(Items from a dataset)
..........

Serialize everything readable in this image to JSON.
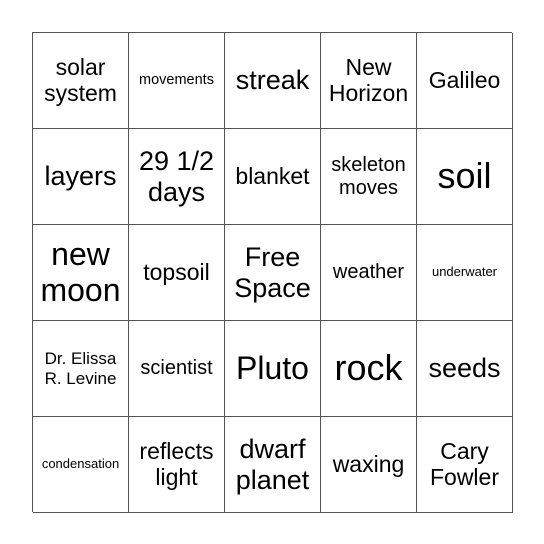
{
  "card": {
    "rows": [
      [
        "solar system",
        "movements",
        "streak",
        "New Horizon",
        "Galileo"
      ],
      [
        "layers",
        "29 1/2 days",
        "blanket",
        "skeleton moves",
        "soil"
      ],
      [
        "new moon",
        "topsoil",
        "Free Space",
        "weather",
        "underwater"
      ],
      [
        "Dr. Elissa R. Levine",
        "scientist",
        "Pluto",
        "rock",
        "seeds"
      ],
      [
        "condensation",
        "reflects light",
        "dwarf planet",
        "waxing",
        "Cary Fowler"
      ]
    ]
  },
  "colors": {
    "grid_line": "#555555",
    "text": "#000000",
    "background": "#ffffff"
  }
}
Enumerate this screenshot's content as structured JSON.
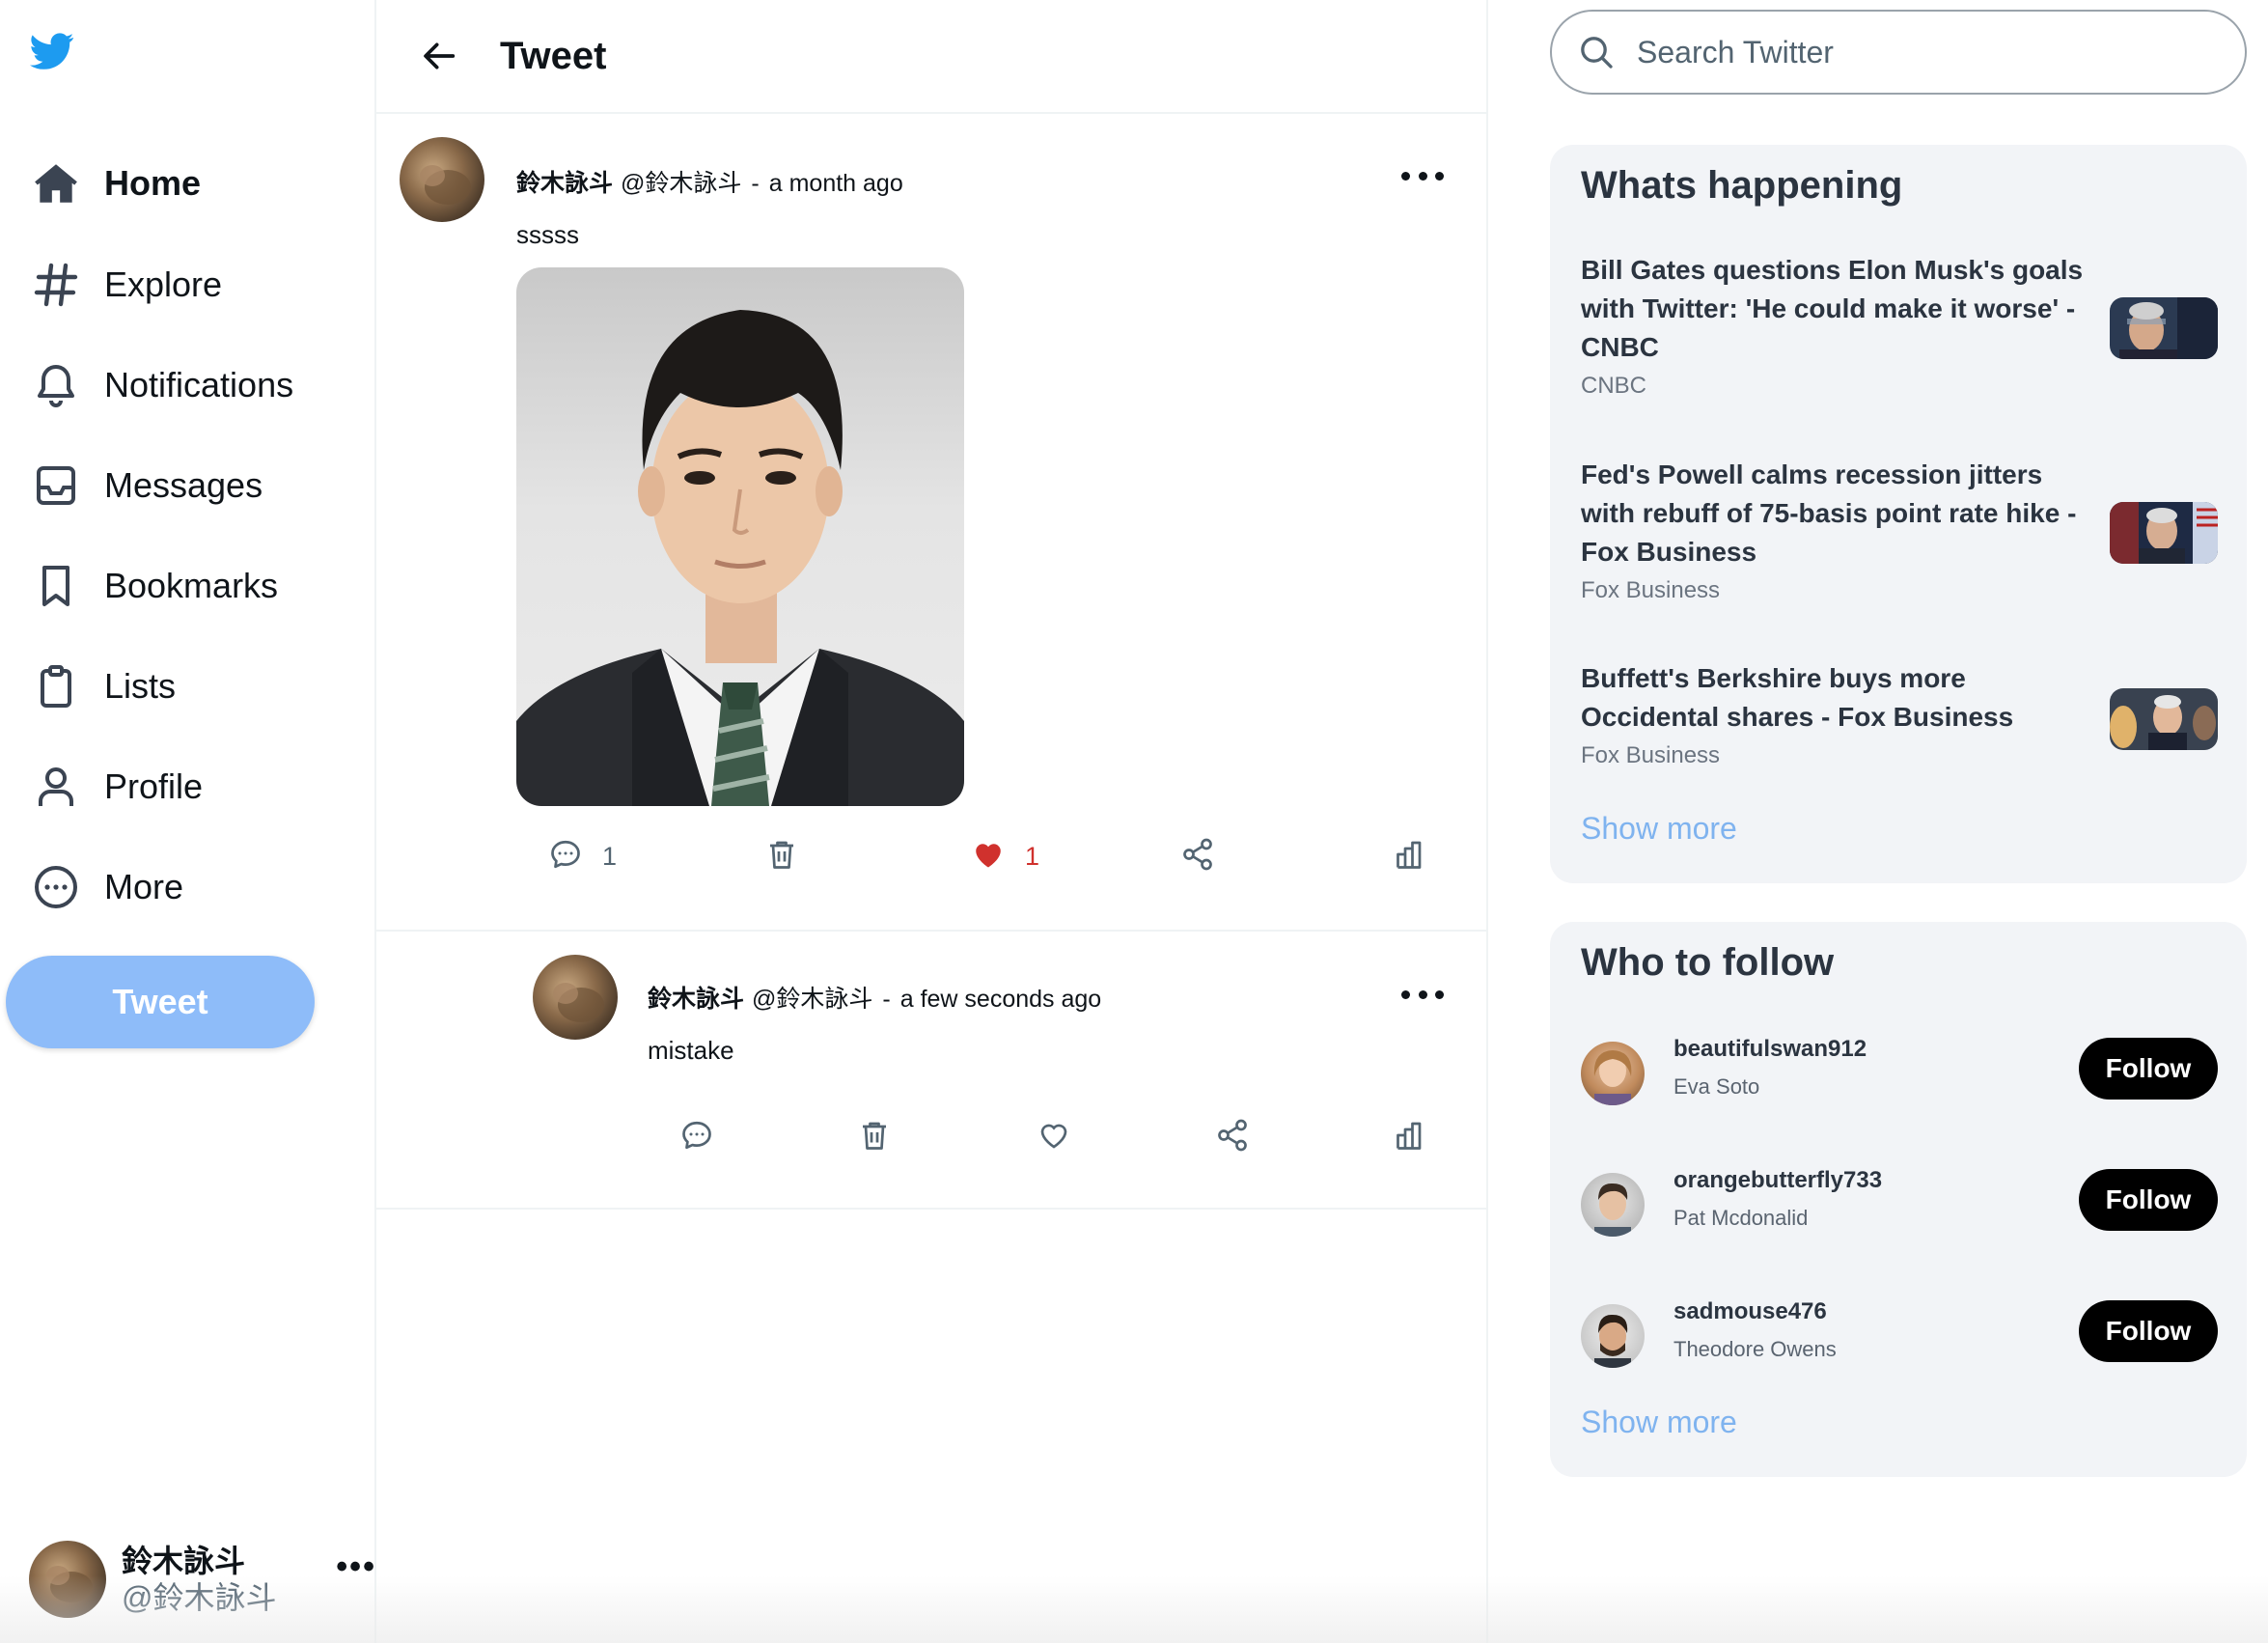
{
  "colors": {
    "brand": "#1d9bf0",
    "tweet_button": "#8ebcf9",
    "like": "#d0312d",
    "show_more": "#7fb3ef"
  },
  "logo": {
    "icon": "twitter-bird-icon"
  },
  "nav": [
    {
      "label": "Home",
      "icon": "home-icon",
      "active": true
    },
    {
      "label": "Explore",
      "icon": "hashtag-icon"
    },
    {
      "label": "Notifications",
      "icon": "bell-icon"
    },
    {
      "label": "Messages",
      "icon": "inbox-icon"
    },
    {
      "label": "Bookmarks",
      "icon": "bookmark-icon"
    },
    {
      "label": "Lists",
      "icon": "clipboard-icon"
    },
    {
      "label": "Profile",
      "icon": "person-icon"
    },
    {
      "label": "More",
      "icon": "more-circle-icon"
    }
  ],
  "tweet_button": "Tweet",
  "account": {
    "name": "鈴木詠斗",
    "handle": "@鈴木詠斗",
    "more": "•••"
  },
  "header": {
    "title": "Tweet"
  },
  "main_tweet": {
    "name": "鈴木詠斗",
    "handle": "@鈴木詠斗",
    "separator": "-",
    "time": "a month ago",
    "text": "sssss",
    "reply_count": "1",
    "like_count": "1",
    "liked": true
  },
  "reply": {
    "name": "鈴木詠斗",
    "handle": "@鈴木詠斗",
    "separator": "-",
    "time": "a few seconds ago",
    "text": "mistake"
  },
  "search": {
    "placeholder": "Search Twitter"
  },
  "whats_happening": {
    "title": "Whats happening",
    "trends": [
      {
        "title": "Bill Gates questions Elon Musk's goals with Twitter: 'He could make it worse' - CNBC",
        "source": "CNBC"
      },
      {
        "title": "Fed's Powell calms recession jitters with rebuff of 75-basis point rate hike - Fox Business",
        "source": "Fox Business"
      },
      {
        "title": "Buffett's Berkshire buys more Occidental shares - Fox Business",
        "source": "Fox Business"
      }
    ],
    "show_more": "Show more"
  },
  "who_to_follow": {
    "title": "Who to follow",
    "users": [
      {
        "username": "beautifulswan912",
        "name": "Eva Soto",
        "button": "Follow"
      },
      {
        "username": "orangebutterfly733",
        "name": "Pat Mcdonalid",
        "button": "Follow"
      },
      {
        "username": "sadmouse476",
        "name": "Theodore Owens",
        "button": "Follow"
      }
    ],
    "show_more": "Show more"
  }
}
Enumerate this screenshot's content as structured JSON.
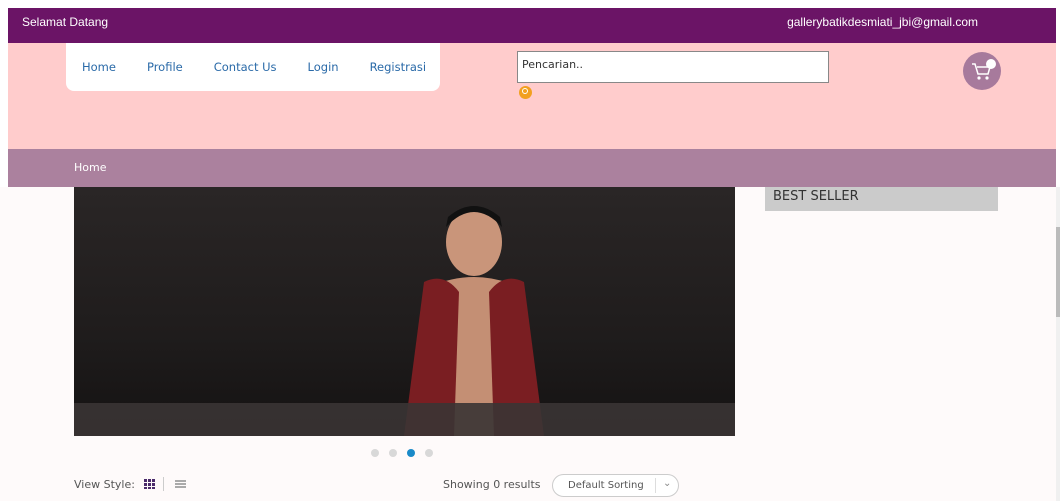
{
  "topbar": {
    "welcome": "Selamat Datang",
    "email": "gallerybatikdesmiati_jbi@gmail.com"
  },
  "nav": {
    "items": [
      "Home",
      "Profile",
      "Contact Us",
      "Login",
      "Registrasi"
    ]
  },
  "search": {
    "placeholder": "Pencarian..",
    "icon": "search-icon"
  },
  "cart": {
    "icon": "cart-icon"
  },
  "breadcrumb": {
    "current": "Home"
  },
  "slider": {
    "dots_count": 4,
    "active_index": 2
  },
  "sidebar": {
    "bestseller_title": "BEST SELLER"
  },
  "toolbar": {
    "view_style_label": "View Style:",
    "results_text": "Showing 0 results",
    "sorting_selected": "Default Sorting"
  },
  "colors": {
    "topbar": "#6b1466",
    "header": "#ffcccc",
    "breadcrumb": "#ab819e",
    "cart": "#a77a9c",
    "active_dot": "#1a8ac8"
  }
}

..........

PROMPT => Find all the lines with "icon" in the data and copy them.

YOUR SOLUTION =>
    "icon": "twitter-bird-icon"
      "icon": "home-icon",
      "icon": "hashtag-icon"
      "icon": "bell-icon"
      "icon": "inbox-icon"
      "icon": "bookmark-icon"
      "icon": "clipboard-icon"
      "icon": "person-icon"
      "icon": "more-circle-icon"
    "icon": "search-icon"
    "icon": "cart-icon"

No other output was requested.